The lines to copy are those holding the string "Address" in the entries below.

(Saved data entries)
--- START ---

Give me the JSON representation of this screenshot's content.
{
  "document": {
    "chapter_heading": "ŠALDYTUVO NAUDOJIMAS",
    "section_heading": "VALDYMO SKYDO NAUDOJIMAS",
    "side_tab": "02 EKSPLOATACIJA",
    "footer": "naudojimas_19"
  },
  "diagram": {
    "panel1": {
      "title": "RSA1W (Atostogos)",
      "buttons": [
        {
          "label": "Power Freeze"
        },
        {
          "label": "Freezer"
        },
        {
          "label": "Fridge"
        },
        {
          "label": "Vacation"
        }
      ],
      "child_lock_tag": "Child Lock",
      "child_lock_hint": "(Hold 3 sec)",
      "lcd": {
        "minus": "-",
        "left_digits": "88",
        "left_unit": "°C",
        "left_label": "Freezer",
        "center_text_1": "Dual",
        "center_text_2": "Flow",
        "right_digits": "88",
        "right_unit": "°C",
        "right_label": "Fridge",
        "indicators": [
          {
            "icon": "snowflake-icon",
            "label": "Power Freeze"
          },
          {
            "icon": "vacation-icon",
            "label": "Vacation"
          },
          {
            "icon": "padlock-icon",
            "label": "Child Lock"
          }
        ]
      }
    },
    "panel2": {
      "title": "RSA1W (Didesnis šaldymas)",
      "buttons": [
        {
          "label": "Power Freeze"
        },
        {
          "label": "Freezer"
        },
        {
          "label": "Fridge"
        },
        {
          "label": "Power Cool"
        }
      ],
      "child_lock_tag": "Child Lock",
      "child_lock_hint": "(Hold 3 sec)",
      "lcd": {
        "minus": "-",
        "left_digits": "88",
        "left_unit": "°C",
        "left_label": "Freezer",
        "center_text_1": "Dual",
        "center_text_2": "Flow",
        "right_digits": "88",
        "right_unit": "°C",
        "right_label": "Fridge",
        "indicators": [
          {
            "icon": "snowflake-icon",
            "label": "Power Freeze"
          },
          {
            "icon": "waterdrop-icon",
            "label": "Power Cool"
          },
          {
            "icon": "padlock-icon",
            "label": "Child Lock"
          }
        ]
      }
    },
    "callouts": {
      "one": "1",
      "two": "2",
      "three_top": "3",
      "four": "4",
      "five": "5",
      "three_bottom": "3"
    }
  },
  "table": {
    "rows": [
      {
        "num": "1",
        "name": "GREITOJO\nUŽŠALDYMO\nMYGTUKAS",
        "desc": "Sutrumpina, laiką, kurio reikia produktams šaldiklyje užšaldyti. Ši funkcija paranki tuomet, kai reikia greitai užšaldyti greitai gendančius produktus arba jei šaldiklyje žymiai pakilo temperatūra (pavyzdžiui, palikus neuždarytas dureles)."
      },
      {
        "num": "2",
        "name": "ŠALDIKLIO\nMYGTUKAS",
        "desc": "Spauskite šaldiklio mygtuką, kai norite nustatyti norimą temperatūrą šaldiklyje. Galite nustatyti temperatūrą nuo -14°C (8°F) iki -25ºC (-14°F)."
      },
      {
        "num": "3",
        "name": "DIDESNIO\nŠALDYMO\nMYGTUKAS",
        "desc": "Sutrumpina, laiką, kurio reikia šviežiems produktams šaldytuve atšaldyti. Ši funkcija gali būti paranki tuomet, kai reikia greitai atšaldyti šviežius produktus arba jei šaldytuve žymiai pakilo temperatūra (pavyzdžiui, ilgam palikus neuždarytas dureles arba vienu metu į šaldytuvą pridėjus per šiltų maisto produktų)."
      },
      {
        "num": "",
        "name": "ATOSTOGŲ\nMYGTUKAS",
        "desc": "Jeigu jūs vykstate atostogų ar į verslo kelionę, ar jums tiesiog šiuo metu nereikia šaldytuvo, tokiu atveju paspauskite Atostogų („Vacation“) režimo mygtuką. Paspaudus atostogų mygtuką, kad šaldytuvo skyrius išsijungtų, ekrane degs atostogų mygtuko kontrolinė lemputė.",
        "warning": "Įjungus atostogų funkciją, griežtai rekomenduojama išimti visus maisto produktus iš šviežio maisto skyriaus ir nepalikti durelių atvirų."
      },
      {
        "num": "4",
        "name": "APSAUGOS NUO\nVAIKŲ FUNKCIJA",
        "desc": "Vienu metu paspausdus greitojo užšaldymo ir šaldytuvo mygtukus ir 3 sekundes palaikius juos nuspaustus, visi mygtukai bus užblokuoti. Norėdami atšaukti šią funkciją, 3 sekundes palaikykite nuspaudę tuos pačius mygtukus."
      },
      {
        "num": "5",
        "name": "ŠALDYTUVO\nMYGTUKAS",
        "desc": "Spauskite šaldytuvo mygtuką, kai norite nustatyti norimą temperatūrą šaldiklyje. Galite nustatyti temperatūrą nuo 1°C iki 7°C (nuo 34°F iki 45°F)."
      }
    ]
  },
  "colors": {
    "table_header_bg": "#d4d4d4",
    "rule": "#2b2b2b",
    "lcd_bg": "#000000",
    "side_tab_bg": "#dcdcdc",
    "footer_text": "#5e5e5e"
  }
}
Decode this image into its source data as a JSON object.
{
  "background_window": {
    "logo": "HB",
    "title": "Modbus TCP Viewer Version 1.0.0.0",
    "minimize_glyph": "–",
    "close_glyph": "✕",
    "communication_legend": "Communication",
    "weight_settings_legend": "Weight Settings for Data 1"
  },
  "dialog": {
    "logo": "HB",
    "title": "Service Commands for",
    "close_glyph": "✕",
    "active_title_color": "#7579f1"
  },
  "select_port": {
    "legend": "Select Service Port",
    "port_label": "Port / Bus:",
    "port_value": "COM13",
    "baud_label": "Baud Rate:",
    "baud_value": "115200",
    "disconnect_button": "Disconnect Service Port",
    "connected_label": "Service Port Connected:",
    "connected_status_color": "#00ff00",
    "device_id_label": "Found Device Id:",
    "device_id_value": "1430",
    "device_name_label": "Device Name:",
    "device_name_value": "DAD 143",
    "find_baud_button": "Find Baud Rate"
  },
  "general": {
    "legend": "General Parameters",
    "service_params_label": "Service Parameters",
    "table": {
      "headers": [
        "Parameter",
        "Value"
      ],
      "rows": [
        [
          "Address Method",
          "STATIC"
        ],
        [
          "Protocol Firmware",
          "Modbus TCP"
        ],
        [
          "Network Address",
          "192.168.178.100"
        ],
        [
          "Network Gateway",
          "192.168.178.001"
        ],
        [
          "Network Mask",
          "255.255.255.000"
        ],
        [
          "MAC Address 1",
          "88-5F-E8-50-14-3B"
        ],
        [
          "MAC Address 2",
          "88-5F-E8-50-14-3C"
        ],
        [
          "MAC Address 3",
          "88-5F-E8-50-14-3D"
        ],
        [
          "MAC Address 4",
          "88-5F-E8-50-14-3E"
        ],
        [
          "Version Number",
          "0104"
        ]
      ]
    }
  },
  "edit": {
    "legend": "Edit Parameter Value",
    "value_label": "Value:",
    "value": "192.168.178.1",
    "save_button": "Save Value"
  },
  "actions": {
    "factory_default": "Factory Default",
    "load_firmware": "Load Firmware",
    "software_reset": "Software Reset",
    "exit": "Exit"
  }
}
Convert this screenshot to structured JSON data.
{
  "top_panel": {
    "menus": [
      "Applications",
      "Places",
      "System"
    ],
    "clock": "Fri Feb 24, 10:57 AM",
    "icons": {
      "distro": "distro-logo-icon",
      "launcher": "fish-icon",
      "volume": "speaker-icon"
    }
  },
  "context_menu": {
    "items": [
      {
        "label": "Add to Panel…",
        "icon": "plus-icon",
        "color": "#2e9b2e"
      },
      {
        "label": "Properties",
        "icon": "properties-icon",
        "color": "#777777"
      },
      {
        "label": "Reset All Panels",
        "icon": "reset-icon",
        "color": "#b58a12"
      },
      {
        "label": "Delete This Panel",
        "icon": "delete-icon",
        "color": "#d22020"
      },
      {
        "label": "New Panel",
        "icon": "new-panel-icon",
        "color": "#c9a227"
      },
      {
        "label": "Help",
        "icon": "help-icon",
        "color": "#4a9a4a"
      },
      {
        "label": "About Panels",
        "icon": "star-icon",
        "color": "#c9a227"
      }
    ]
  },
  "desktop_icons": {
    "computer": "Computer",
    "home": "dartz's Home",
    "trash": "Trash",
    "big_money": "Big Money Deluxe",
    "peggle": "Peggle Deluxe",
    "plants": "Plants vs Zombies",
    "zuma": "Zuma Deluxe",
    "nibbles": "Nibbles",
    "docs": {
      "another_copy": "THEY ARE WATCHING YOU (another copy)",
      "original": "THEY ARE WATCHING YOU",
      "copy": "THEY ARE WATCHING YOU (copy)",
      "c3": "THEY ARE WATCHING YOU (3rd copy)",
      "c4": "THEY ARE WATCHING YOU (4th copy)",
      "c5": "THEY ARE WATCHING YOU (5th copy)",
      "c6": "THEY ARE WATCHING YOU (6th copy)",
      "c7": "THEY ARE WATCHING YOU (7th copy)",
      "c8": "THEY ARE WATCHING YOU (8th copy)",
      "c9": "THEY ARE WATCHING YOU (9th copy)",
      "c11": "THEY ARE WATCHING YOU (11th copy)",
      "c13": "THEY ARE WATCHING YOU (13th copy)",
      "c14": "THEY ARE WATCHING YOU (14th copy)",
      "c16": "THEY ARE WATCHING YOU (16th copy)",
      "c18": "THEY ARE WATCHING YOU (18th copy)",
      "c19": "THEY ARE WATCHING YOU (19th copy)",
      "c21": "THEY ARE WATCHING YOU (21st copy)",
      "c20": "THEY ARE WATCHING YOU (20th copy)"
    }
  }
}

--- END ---

SOLUTION FOR THIS EXERCISE:
          "Address Method",
          "Network Address",
          "MAC Address 1",
          "MAC Address 2",
          "MAC Address 3",
          "MAC Address 4",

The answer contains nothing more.